REQUIRED ACTION:
From the material below, list every line containing "faszystą".

RECORDS SHOWN:
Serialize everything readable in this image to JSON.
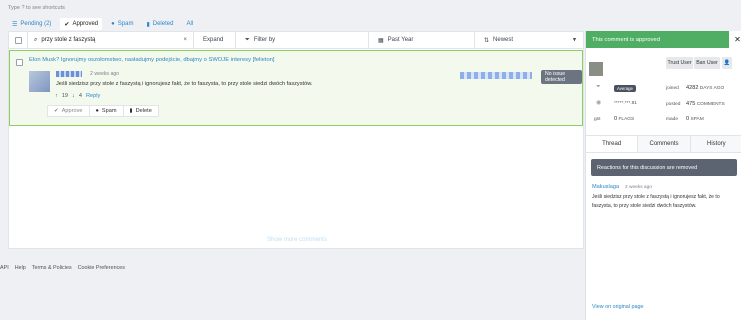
{
  "hint": "Type  ?  to see shortcuts",
  "tabs": [
    {
      "label": "Pending (2)",
      "icon": "list-icon"
    },
    {
      "label": "Approved",
      "icon": "check-icon"
    },
    {
      "label": "Spam",
      "icon": "alert-icon"
    },
    {
      "label": "Deleted",
      "icon": "trash-icon"
    },
    {
      "label": "All",
      "icon": ""
    }
  ],
  "toolbar": {
    "search_value": "przy stole z faszystą",
    "expand": "Expand",
    "filter": "Filter by",
    "period": "Past Year",
    "sort": "Newest"
  },
  "comment": {
    "title": "Elon Musk? Ignorujmy oszołomstwo, nasładujmy podejście, dbajmy o SWOJE interesy [felieton]",
    "time": "2 weeks ago",
    "body": "Jeśli siedzisz przy stole z faszystą i ignorujesz fakt, że to faszysta, to przy stole siedzi dwóch faszystów.",
    "upvotes": "19",
    "downvotes": "4",
    "reply": "Reply",
    "badge": "No issue detected",
    "actions": {
      "approve": "Approve",
      "spam": "Spam",
      "delete": "Delete"
    }
  },
  "show_more": "Show more comments",
  "footer": [
    "API",
    "Help",
    "Terms & Policies",
    "Cookie Preferences"
  ],
  "panel": {
    "header": "This comment is approved",
    "trust_user": "Trust User",
    "ban_user": "Ban User",
    "reputation": "Average",
    "ip": "*****.***.81",
    "joined_label": "joined",
    "joined_value": "4282",
    "joined_unit": "DAYS AGO",
    "posted_label": "posted",
    "posted_value": "475",
    "posted_unit": "COMMENTS",
    "flags_value": "0",
    "flags_label": "FLAGS",
    "made_label": "made",
    "made_value": "0",
    "made_unit": "SPAM",
    "gst_label": "gst",
    "tabs": [
      "Thread",
      "Comments",
      "History"
    ],
    "notice": "Reactions for this discussion are removed",
    "thread_author": "Makuslaga",
    "thread_time": "2 weeks ago",
    "thread_body": "Jeśli siedzisz przy stole z faszystą i ignorujesz fakt, że to faszysta, to przy stole siedzi dwóch faszystów.",
    "view_link": "View on original page"
  },
  "colors": {
    "approved": "#4fae64",
    "link": "#2d88c9",
    "row_bg": "#f3f9ec",
    "row_border": "#8bd05f"
  }
}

OUTPUT BELOW:
    "search_value": "przy stole z faszystą",
    "body": "Jeśli siedzisz przy stole z faszystą i ignorujesz fakt, że to faszysta, to przy stole siedzi dwóch faszystów.",
    "thread_body": "Jeśli siedzisz przy stole z faszystą i ignorujesz fakt, że to faszysta, to przy stole siedzi dwóch faszystów.",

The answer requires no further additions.